The objective of the present experiments was to study the effect of sperm velocity as a single variable on the ability of sperm to penetrate cervical mucus in a modified Kremer test. Sperm incubated at 13, 22 and 37d̀C exhibited progressive velocities of 25±1.7, 40±2.1 μ sec‐1 (mean±SEM, n = 6) respectively, but the percentage of progressively motile sperm, their lateral head displacement and the viscoelastic properties of cervical mucus remained comparatively unchanged over this temperature range.
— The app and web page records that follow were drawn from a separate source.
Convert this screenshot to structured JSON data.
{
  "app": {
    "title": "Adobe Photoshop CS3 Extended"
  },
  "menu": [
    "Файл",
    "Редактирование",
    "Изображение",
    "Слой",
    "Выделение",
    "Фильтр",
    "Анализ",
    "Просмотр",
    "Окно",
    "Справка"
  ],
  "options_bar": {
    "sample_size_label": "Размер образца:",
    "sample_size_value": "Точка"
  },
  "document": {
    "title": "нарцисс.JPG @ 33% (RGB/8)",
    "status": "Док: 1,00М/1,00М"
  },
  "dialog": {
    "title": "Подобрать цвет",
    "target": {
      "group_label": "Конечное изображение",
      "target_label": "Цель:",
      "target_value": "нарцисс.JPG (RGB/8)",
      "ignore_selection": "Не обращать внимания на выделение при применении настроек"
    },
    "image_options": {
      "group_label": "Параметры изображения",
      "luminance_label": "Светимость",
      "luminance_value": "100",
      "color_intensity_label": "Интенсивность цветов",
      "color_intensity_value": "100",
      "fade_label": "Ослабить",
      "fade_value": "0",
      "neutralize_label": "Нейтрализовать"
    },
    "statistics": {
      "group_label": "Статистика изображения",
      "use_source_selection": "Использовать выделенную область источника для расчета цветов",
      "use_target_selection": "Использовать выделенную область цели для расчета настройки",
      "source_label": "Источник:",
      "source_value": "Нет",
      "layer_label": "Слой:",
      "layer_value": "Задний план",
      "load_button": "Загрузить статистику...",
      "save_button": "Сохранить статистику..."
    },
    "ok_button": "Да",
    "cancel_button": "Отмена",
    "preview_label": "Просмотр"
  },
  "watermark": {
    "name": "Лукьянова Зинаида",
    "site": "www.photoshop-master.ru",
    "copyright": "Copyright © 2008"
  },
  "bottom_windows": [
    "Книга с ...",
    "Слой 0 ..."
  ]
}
The number of sperm which penetrated the mucus and the percentage of successful collisions were correlated strongly with the average velocity of the sperm population (r = 0.82 and r = 0.72 respectively). It is concluded that sperm velocity has an important influence on the penetration of cervical mucus because it governs the frequency of collisions with the mucus interface and is determined by the thrust generated by the flagellum which also determines the ability of the sperm to traverse the mucus interface.
|Number of pages
|International Journal of Andrology
|Published - Apr 1992